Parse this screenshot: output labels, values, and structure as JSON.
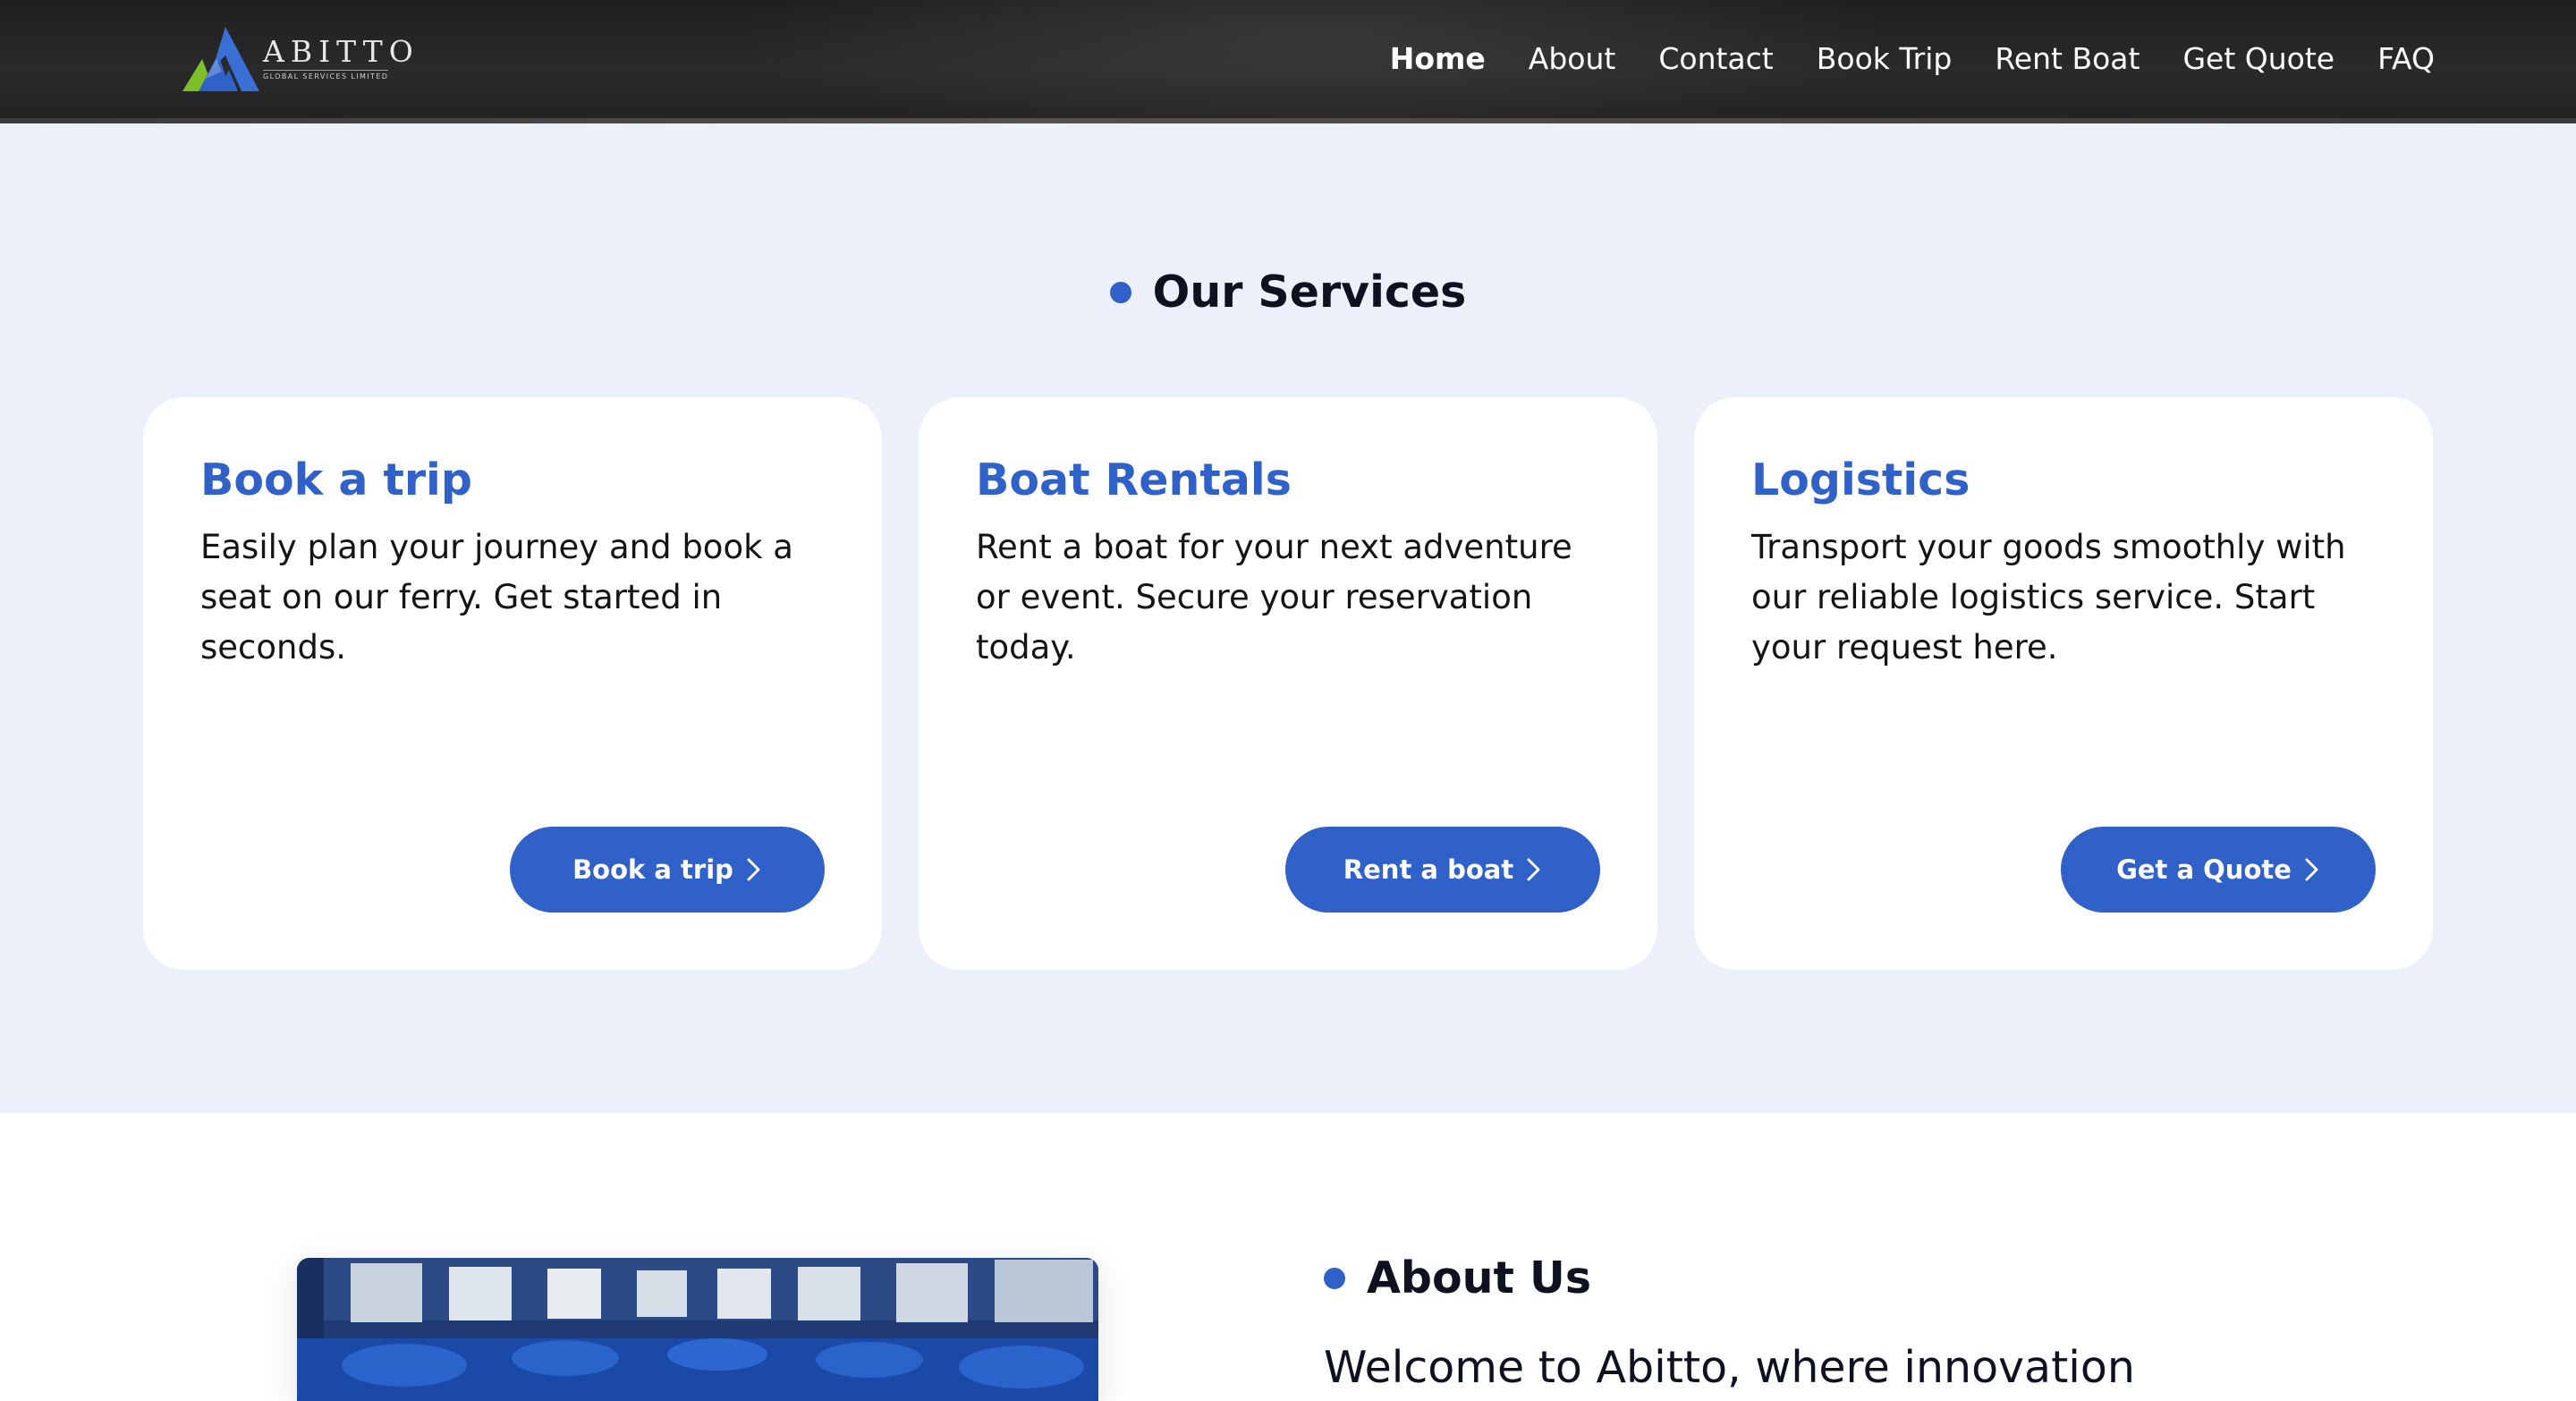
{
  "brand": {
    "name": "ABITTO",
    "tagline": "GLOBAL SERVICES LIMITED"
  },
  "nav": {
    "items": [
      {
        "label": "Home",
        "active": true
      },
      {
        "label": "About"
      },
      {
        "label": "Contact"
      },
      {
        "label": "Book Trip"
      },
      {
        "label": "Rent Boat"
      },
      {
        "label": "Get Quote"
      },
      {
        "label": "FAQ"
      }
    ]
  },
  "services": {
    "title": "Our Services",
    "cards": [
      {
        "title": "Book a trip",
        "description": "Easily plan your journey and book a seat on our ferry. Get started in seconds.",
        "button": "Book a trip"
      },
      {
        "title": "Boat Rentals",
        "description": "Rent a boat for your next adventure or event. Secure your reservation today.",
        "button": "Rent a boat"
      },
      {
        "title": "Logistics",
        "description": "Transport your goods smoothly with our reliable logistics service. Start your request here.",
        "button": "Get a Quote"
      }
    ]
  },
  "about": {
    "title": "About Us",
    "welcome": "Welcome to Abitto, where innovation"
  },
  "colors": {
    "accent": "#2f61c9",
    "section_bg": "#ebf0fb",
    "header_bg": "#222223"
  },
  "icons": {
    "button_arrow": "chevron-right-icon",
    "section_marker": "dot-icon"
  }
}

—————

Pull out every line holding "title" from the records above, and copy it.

Written response:
    "title": "Our Services",
        "title": "Book a trip",
        "title": "Boat Rentals",
        "title": "Logistics",
    "title": "About Us",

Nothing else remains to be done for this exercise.